                "key": "/coreos.com/network/subnets/",
                "value": "{\"PublicIP\":\"\",\"BackendType\":\"vxlan\",\"BackendData\":{\"VtepMAC\":\"ca:38:78:fc:72:29\"}}"
                "key": "/coreos.com/network/subnets/",
                "value": "{\"PublicIP\":\"\",\"BackendType\":\"vxlan\",\"BackendData\":{\"VtepMAC\":\"92:e2:80:ba:2d:4d\"}}"

From all nodes, review the /run/flannel/subnet.env file. This file was generated automatically by flannel.

# cat /run/flannel/subnet.env

At this point, we have etcd running on the Kubernetes master, and flannel / docker running on Kubernetes nodes. Next steps are for testing cross-host container communication which will confirm that docker and flannel are configured properly.

Issue the following commands on any 2 nodes:

# docker run -it fedora:latest bash

This will place you inside the container. Install iproute and iputils packages to install ip and ping utilities. Due to a bug, it is required to modify capabilities of ping binary to work around "Operation not permitted" error.

bash-4.3# dnf -y install iproute iputils
bash-4.3# setcap cap_net_raw-ep /usr/bin/ping

Now note the IP address on the first node:

bash-4.3# ip -4 a l eth0 | grep inet
    inet scope global eth0

And also note the IP address on the other node:

bash-4.3# ip a l eth0 | grep inet
    inet scope global eth0

Now ping from the first node to the other node:

bash-4.3# ping
PING ( 56(84) bytes of data.
64 bytes from icmp_seq=1 ttl=62 time=0.275 ms
64 bytes from icmp_seq=2 ttl=62 time=0.372 ms

Now Kubernetes multi-node cluster is set up with overlay networking set up by flannel.

Support Level

IaaS Provider Config.
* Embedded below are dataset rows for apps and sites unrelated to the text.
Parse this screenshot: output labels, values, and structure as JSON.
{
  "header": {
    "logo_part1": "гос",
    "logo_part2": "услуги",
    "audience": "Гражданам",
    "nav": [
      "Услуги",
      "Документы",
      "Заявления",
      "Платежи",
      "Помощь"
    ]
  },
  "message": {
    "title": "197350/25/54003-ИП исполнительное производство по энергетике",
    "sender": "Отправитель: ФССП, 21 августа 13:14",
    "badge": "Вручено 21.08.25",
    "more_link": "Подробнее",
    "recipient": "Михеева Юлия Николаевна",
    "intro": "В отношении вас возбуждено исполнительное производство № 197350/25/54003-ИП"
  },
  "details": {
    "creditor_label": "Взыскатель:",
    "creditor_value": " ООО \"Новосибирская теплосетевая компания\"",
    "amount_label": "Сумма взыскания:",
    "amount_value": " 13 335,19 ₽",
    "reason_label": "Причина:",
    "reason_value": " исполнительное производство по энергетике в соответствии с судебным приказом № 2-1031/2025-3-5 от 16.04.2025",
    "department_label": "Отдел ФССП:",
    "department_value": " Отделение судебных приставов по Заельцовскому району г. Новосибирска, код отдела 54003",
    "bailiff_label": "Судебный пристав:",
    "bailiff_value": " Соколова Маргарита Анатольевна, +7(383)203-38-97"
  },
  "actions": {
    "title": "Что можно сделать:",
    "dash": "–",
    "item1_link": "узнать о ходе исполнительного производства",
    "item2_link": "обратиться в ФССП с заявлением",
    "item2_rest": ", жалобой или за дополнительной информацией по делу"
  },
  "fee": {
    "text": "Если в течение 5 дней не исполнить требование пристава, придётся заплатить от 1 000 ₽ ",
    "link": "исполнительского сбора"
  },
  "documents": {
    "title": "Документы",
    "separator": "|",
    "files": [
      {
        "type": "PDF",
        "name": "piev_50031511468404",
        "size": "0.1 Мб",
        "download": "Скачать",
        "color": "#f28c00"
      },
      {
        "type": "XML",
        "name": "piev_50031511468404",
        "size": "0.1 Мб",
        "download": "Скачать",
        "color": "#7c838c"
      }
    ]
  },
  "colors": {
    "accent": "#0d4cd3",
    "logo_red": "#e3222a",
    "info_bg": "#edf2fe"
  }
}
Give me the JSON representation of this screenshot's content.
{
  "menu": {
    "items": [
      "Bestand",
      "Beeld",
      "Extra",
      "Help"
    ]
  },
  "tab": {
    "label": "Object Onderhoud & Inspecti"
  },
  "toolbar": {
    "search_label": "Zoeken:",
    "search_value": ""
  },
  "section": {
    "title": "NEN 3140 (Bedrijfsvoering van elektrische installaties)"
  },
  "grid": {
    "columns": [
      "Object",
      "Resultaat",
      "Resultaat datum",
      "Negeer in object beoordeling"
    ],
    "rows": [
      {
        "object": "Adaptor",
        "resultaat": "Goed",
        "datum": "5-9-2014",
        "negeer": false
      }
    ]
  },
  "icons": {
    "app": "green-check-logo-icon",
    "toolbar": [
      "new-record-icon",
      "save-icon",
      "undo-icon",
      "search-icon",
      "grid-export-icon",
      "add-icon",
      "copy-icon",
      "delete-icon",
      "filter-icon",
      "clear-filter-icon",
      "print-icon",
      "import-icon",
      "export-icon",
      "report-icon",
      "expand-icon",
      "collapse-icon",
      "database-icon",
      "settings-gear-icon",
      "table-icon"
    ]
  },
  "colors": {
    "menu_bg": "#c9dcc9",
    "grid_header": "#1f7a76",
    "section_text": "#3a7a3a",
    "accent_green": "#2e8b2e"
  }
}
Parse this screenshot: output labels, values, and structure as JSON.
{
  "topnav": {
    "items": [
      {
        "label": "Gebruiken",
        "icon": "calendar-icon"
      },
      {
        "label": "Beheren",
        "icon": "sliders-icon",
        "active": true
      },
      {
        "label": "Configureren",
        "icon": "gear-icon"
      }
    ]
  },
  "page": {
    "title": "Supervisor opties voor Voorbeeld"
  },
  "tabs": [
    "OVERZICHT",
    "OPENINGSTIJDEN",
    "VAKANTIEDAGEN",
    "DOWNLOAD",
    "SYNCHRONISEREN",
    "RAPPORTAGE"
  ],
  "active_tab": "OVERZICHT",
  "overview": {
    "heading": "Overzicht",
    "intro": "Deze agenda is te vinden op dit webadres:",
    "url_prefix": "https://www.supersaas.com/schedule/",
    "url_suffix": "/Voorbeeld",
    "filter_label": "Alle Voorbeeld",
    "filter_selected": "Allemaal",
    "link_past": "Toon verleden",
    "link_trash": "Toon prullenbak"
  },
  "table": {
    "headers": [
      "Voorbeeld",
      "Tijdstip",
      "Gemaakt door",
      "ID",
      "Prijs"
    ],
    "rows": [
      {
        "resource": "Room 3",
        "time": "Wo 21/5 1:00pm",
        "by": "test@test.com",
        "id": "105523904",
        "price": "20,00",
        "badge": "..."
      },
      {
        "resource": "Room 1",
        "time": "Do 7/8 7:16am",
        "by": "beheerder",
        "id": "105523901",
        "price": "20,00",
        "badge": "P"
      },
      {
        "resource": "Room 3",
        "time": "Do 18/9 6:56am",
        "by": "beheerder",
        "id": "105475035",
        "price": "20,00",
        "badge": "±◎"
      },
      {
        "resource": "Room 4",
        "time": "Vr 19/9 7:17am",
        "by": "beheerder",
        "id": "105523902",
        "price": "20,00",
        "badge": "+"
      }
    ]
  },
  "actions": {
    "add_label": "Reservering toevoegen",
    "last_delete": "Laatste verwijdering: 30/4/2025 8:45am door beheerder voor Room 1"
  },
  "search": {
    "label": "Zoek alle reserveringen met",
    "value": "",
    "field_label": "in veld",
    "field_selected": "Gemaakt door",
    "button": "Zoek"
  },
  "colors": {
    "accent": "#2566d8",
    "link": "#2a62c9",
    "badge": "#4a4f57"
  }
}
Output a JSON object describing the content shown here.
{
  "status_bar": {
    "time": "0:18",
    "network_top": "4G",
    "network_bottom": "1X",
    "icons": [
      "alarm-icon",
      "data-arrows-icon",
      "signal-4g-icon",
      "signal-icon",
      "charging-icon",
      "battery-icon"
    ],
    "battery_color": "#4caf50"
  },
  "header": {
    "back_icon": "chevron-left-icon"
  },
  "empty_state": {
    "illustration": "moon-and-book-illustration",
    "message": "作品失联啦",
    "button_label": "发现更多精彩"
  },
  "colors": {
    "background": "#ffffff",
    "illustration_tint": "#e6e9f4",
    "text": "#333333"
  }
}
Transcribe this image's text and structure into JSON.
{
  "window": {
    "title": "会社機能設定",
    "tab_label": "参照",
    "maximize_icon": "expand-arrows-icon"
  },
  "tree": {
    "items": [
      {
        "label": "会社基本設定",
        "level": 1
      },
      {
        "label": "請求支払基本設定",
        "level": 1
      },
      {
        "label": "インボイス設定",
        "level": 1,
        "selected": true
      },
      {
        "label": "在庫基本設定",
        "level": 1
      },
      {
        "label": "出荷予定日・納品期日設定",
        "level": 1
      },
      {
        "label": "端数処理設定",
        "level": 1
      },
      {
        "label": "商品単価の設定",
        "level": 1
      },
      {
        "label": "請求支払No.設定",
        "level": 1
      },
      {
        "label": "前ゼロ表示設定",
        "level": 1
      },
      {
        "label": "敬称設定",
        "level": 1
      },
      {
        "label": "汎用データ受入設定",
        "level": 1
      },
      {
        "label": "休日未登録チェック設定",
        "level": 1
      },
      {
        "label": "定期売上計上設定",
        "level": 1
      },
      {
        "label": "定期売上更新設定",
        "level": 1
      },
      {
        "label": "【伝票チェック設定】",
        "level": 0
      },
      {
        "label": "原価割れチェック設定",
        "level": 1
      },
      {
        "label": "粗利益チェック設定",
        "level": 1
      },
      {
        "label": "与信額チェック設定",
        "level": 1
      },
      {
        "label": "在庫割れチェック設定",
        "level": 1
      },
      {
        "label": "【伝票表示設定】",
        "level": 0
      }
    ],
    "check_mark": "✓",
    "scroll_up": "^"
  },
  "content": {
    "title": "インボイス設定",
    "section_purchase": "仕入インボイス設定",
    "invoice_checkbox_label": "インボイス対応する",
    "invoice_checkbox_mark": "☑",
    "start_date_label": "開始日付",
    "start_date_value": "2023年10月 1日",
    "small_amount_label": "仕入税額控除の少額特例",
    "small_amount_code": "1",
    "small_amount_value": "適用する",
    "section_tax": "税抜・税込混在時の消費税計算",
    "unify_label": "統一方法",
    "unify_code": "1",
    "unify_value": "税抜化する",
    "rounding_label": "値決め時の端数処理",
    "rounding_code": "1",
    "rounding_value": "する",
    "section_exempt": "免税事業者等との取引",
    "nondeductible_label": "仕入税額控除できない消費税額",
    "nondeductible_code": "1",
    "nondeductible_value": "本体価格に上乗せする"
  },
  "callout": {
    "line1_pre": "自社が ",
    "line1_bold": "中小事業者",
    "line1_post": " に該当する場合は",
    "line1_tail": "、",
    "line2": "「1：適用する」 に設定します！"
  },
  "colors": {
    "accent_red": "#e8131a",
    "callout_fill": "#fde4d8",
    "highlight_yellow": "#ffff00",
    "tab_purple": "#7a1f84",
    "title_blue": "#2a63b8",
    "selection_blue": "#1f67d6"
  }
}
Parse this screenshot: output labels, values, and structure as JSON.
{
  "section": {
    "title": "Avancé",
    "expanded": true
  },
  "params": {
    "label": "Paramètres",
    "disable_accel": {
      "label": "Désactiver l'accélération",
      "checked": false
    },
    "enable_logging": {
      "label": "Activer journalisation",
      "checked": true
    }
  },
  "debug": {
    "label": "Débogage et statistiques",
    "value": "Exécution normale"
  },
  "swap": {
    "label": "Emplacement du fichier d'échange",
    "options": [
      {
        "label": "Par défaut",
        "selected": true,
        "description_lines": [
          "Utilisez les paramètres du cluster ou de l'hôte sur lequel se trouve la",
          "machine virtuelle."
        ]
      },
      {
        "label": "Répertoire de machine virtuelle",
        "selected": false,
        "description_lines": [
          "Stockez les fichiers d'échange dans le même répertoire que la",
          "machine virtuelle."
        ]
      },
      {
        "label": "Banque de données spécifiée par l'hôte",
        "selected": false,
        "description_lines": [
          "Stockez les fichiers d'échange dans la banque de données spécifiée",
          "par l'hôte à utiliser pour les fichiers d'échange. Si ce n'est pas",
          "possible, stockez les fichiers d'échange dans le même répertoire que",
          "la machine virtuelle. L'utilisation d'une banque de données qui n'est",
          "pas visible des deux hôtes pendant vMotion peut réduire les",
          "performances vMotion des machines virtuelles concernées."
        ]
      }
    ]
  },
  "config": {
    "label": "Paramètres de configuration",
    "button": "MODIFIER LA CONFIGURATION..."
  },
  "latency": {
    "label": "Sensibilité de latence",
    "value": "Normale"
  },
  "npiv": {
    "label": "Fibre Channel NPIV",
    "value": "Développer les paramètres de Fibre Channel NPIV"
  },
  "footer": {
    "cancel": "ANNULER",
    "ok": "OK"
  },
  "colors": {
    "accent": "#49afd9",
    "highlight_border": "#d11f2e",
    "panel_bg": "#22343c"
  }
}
Mgmt OS Networking Docs Conforms Support Level
Bare-metal custom Fedora flannel docs Community (@aveshagarwal)
libvirt custom Fedora flannel docs Community (@aveshagarwal)
KVM custom Fedora flannel docs Community (@aveshagarwal)

For support level information on all solutions, see the Table of solutions chart.